Case Alert - [2018] EWCA Civ 89

Court of Appeal considers the scope of a settlement agreement

The settlement agreement entered into by the parties compromised "claims" which were defined as "any claim, potential claim…whether known or unknown, suspected or unsuspected…whether or not such claims are within the contemplation of the parties at the time of this agreement arising out of or in connection with the Action or the invoice…"

The appellant argued that there were two limitations on the apparent scope of the settlement agreement: (1) the agreement captured only claims that were "realistically supposed to exist" and (2) the agreement did not cover "inconceivable claims".

The leading case on the interpretation of settlement agreements is the House of Lords decision in BCCI v Ali [2001]. In that case, it was accepted that, depending on its wording, a settlement agreement can encompass "claims which could not on the facts known to the parties have been imagined", but that there is a "cautionary principle" that the courts "will be very slow to infer that a party intended to surrender rights and claims of which he was unaware and could not have been aware". In BCCI, the relevant claim did not exist in English law at the time of the settlement agreement and so was held not to fall within the scope of the agreement.

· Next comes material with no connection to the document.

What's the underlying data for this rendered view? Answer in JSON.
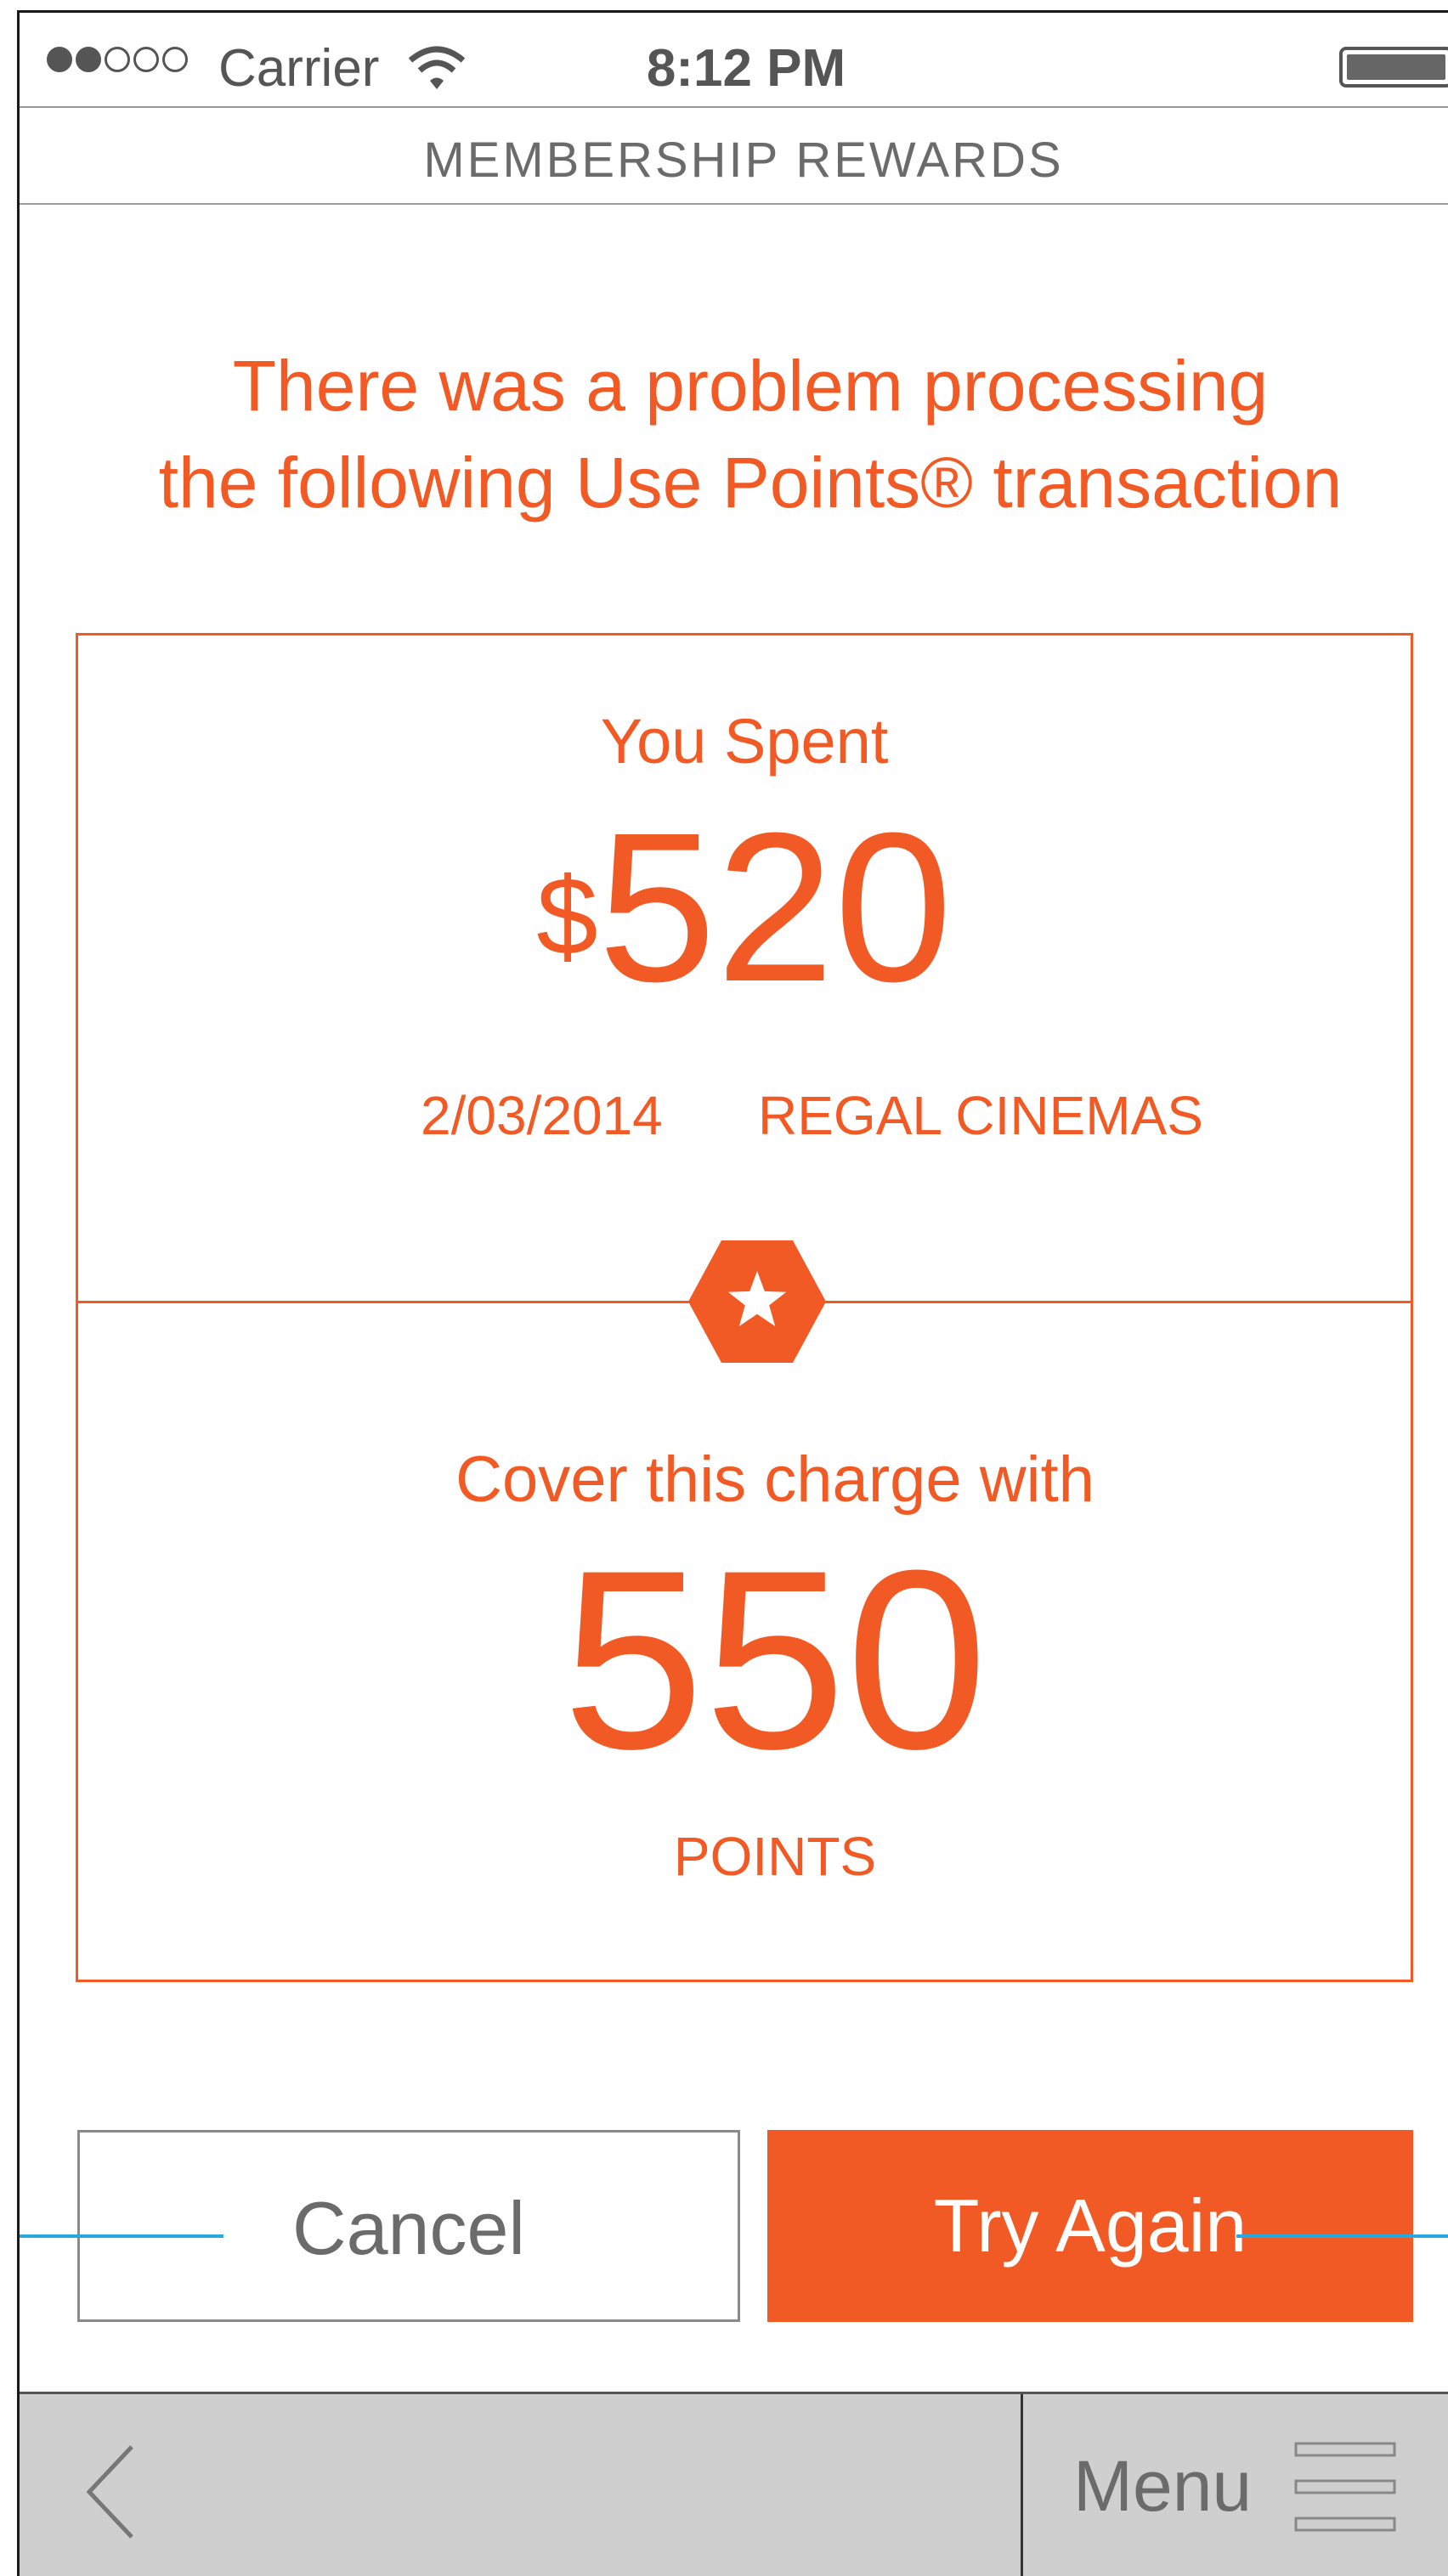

However, here the wording of the settlement was wide and "even if the parties did not in fact envisage that such a claim existed it would have been conceivable". Accordingly, the appellant's arguments failed.